Since I always see other students in white coats running around with their pockets exploding from papers and various items, which I myself experienced daily on rotation, I thought doing a what’s in my pockets post was such a fun idea! My first week my pockets were stuffed and it felt like every time I really needed something I couldn’t find it in the never ending sea of papers. Being the organized person that I am I knew there had to be a more efficient way to function but still have everything I needed. So without further ado here are all the essentials I carried everyday and how I organized them. Multicolored pen (or multiple pens different colors) – Pens, because obviously everyone needs something to write with, but I have found things get crazy busy and sorting out the things you write by color helps so much. When I am doing a med rec I use one color for pharmacy records, one color for what the patient/family said and another color if I have to call the pharmacy. Then when I look at my sheet later I know where I got what information. Same with rounding, I put everything at first in black, then as I figure out what I need to do today I put that in another color. These are things like check INR, counsel patient, etc. Things I need to log in the computer can be a whole other color…you get the point. To keep my pockets less crowded I bought a multicolored pen (highly recommend), heres the one I have: https://www.amazon.com/gp/product/B00347A98Y/ref=oh_aui_detailpage_o03_s00?ie=UTF8&psc=1
- I kept my pen/pens in my top pocket to keep them from getting lost in the papers
WhiteCoat Clipboard Pharmacy Edition – I LOVE this clipboard. I feel like it is the handiest thing I will ever own. It has a ton of great information on the outside like equations and dosing but it also folds in half and fits right into your pocket! I put the daily monitoring sheets I created in this clipboard and could easily write down any additional notes I needed to during rounds, because I actually had a supportive surface underneath them. Same for my med recs, one second its folded up in my pocket and the next its a full size clipboard and I am speaking with a patient. Clearly I think this clipboard is genius and you can get your own here: https://www.amazon.com/gp/product/B00GWU56VU/ref=oh_aui_detailpage_o04_s00?ie=UTF8&psc=1
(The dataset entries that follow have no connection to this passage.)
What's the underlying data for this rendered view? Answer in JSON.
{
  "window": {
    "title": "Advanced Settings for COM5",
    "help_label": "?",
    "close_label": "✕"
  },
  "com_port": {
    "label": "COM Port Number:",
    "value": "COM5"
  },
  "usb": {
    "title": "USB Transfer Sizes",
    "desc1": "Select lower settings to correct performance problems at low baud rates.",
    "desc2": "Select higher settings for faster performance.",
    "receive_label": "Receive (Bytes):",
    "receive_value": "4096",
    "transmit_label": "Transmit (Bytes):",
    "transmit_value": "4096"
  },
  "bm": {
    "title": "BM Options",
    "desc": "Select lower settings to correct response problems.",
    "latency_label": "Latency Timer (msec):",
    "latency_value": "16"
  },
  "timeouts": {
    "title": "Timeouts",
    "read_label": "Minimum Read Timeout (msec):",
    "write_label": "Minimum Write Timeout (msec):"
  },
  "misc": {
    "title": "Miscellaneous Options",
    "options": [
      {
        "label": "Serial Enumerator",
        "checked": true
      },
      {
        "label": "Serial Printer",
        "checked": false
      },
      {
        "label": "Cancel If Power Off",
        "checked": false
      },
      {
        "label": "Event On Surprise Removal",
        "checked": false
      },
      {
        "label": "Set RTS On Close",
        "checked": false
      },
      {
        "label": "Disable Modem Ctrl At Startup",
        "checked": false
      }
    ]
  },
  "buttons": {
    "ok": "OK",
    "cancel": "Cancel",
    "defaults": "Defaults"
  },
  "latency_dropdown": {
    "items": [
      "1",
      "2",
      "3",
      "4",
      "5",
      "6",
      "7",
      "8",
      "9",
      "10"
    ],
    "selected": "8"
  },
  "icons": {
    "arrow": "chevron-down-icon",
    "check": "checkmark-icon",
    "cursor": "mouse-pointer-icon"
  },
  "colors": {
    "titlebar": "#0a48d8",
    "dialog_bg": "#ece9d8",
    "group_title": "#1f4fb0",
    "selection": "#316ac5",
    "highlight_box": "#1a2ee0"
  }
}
I kept this in my right hand pocket and didn’t put anything else in there since it took up most the room.iPad – Not that I can fit my iPad in my pocket, but 90% of the time on rotation I am carrying this with me. I can get onto Epic from it to access a patient’s profile. It is also convenient to quickly look up drug information while on rounds.
YNHH 2017 Antibiotic Susceptibility Report – Because infectious disease is such a huge part of inpatient medicine, this was a great tool to have on hand. The back of the booklet has helpful gram stain information, as findings came back about your sample you could start to narrow down the possible microorganism to help target treatment. The inside of the booklet had antibiotic sensitivities for gram positive and negative organisms at YNHH. These sensitivities can change what antibiotic agent is chosen, so both my team and I loved that I had this information right at my finger tips.
Renal Dose Adjustment Protocol – This packet is my savior. Despite how large it is I would never give up carrying this. Yale has a specific protocol with a large list of drugs pharmacists should be automatically dose adjusting. Most of the drugs I dealt with on a daily basis could be easily found in the table format of this packet, it was very helpful for early morning patient work up or on the fly questions during rounds.
Vancomycin Guideline – This is another booklet that I used almost every day. Vancomycin is one of the drugs pharmacists monitor and dose adjust independently. While I know the dosing of vancomycin, the easy to read chart really streamlines my decision making. Yale also has specific requirements for if/when we monitor troughs so if I need to remind myself or double check, that information is right there as well.
Vaccine Sheet – Like I said in my inpatient medicine post, making sure every patient has received all their recommended vaccinations is a priority. It is a simple intervention pharmacy can make that hopefully will prevent future illnesses for that patient. Although I know most of the indications and time frames for vaccines, having this sheet to double check saved me a lot of time.
- I keep all my papers (RDA, Vanc, Axb, Vaccine) together in the same pocket.
I hope this helps you all get a better idea of how I organized myself on rotation! If your rotation site doesn’t have institution specific protocols like Yale, I suggest finding some of this same information and printing it out yourself!
Do you guys carry some of the same things?! If you have any recommendations of things you kept with you that really helped on rotations please leave them in the comments below!!